Airbus has unveiled a new project codenamed ZEROe with which it hopes to bring zero-emission commercial aircraft into service by 2035.
The manufacturer has details three aircraft concepts, all relying on hydrogen as their primary power source, which Airbus says it believes “holds exceptional promise as a clean aviation fuel and is likely to be a solution for aerospace and many other industries to meet their climate-neutral targets”.
The three concepts explore “various technology pathways and aerodynamic configurations”, as follows:
- A turbofan design (120-200 passengers) with a range of 2,000+ nautical miles, capable of operating transcontinentally and powered by a modified gas-turbine engine running on hydrogen, rather than jet fuel, through combustion. The liquid hydrogen will be stored and distributed via tanks located behind the rear pressure bulkhead.
- A turboprop design (up to 100 passengers) using a turboprop engine instead of a turbofan and also powered by hydrogen combustion in modified gas-turbine engines, which would be capable of traveling more than 1,000 nautical miles, making it a perfect option for short-haul trips.

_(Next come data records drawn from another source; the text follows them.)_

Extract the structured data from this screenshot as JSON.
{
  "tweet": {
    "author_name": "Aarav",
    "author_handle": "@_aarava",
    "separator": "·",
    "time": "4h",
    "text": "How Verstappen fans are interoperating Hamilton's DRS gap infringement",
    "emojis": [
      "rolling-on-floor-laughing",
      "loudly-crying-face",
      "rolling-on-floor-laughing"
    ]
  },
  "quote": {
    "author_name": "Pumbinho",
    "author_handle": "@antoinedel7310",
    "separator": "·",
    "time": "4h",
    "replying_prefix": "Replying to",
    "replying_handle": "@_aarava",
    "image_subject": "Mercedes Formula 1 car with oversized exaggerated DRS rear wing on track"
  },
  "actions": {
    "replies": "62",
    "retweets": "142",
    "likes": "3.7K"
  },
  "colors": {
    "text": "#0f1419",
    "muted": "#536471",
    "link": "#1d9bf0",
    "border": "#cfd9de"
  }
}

- A “blended-wing body” design (up to 200 passengers) concept in which the wings merge with the main body of the aircraft with a range similar to that of the turbofan concept. The exceptionally wide fuselage opens up multiple options for hydrogen storage and distribution, and for cabin layout.
Airbus said that airports would require “significant hydrogen transport and refuelling infrastructure” to meet the needs of day-to-day operations, with support from governments needed including “increased funding for research and technology, digitalisation, and mechanisms that encourage the use of sustainable fuels and the renewal of aircraft fleets to allow airlines to retire older, less environmentally friendly aircraft earlier”.
Commenting on the news Airbus’ CEO Guillaume Faury said:
“This is a historic moment for the commercial aviation sector as a whole and we intend to play a leading role in the most important transition this industry has ever seen. The concepts we unveil today offer the world a glimpse of our ambition to drive a bold vision for the future of zero-emission flight.
“I strongly believe that the use of hydrogen – both in synthetic fuels and as a primary power source for commercial aircraft – has the potential to significantly reduce aviation’s climate impact.”
“These concepts will help us explore and mature the design and layout of the world’s first climate-neutral, zero-emission commercial aircraft, which we aim to put into service by 2035.
“The transition to hydrogen, as the primary power source for these concept planes, will require decisive action from the entire aviation ecosystem. Together with the support from government and industrial partners we can rise up to this challenge to scale-up renewable energy and hydrogen for the sustainable future of the aviation industry.”
Last week Airbus announced plans to demonstrate the operational feasibility of its ‘fello’fly’ concept, designed to reduce aviation emissions.
The idea is inspired by biomimicry, and is based on Wake Energy Retrieval (WER), which sees “follower aircraft retrieving energy lost by a leader, by flying in the smooth updraft of air the wake creates, reducing fuel consumption in the range of 5-10 per cent per trip”.
The manufacturer has partnered with SAS and Frenchbee for the project, as well as three Air Navigation Service Providers (ANSPs) – France’s DSNA (Direction des Services de la Navigation Aérienne), and the UK’s NATS and Eurocontrol.
A number of companies are also developing designs for electric aircraft, including a 70-seater Hybrid Electric Regional Aircraft by the Electric Aviation Group.